#### RECORDS FOR THIS TASK

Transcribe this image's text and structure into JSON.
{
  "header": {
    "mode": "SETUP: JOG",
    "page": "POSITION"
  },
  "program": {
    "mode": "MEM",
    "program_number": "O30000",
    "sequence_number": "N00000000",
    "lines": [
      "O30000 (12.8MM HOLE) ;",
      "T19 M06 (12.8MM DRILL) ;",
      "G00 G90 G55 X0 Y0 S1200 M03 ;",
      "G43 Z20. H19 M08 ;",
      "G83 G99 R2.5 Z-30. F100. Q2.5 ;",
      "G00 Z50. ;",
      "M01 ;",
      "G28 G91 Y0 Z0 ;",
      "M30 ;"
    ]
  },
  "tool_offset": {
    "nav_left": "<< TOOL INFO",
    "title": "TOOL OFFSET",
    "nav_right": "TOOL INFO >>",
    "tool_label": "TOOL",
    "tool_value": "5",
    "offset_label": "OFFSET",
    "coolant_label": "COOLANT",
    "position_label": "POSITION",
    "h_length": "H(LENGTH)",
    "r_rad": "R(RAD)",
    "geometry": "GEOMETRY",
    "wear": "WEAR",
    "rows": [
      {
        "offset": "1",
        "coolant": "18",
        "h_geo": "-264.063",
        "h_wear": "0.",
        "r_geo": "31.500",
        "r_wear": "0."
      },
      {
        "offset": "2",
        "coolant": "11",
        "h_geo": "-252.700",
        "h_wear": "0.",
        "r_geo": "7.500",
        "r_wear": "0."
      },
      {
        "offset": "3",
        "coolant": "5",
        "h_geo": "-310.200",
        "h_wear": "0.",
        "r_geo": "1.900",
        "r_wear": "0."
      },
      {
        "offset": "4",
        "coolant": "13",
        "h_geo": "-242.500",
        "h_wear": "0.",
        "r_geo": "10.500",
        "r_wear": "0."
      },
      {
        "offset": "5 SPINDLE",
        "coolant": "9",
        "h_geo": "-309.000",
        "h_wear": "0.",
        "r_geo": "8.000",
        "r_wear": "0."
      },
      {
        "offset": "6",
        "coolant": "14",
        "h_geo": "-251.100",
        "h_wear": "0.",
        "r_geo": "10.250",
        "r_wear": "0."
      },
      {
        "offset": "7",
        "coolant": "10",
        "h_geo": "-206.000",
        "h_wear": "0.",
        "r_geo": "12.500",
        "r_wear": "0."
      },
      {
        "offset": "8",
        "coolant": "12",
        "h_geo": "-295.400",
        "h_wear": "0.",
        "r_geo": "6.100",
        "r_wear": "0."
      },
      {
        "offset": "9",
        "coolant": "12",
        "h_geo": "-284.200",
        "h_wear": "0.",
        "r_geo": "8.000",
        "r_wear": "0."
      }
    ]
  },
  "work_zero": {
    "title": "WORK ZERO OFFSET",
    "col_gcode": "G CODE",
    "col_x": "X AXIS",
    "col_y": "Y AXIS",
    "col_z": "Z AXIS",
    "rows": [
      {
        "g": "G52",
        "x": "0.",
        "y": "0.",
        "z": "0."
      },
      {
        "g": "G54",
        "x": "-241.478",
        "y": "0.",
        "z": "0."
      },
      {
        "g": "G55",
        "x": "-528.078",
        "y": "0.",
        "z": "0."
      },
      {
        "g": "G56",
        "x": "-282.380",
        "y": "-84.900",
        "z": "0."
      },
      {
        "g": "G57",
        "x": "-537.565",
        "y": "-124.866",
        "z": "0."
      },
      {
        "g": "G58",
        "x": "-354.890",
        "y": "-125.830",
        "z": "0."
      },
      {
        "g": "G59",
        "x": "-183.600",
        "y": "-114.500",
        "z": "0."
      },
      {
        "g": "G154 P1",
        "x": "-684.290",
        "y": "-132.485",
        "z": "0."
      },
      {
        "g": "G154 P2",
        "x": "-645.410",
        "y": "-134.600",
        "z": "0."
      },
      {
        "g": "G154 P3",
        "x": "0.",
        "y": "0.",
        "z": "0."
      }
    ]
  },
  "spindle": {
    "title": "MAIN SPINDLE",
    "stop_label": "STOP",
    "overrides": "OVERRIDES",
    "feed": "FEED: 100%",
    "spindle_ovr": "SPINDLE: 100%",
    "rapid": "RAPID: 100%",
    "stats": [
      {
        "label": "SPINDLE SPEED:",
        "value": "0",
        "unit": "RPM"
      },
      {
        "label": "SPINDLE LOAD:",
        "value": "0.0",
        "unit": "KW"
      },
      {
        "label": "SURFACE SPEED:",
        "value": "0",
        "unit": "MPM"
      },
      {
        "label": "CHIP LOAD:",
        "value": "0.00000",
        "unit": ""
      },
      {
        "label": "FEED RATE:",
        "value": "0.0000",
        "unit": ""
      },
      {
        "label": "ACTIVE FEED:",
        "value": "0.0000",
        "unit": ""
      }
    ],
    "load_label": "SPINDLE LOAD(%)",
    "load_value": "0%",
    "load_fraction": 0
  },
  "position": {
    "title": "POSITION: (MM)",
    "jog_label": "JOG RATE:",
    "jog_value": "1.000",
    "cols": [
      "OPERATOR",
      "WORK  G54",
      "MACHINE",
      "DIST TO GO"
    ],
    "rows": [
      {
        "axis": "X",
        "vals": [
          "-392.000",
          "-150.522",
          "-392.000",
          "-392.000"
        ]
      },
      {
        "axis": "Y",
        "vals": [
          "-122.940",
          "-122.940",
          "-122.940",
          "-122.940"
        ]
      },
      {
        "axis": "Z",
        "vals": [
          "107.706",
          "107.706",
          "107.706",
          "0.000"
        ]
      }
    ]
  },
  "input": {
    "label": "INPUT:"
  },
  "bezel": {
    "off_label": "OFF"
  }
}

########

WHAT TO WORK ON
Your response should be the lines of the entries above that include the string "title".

ANSWER
    "title": "TOOL OFFSET",
    "title": "WORK ZERO OFFSET",
    "title": "MAIN SPINDLE",
    "title": "POSITION: (MM)",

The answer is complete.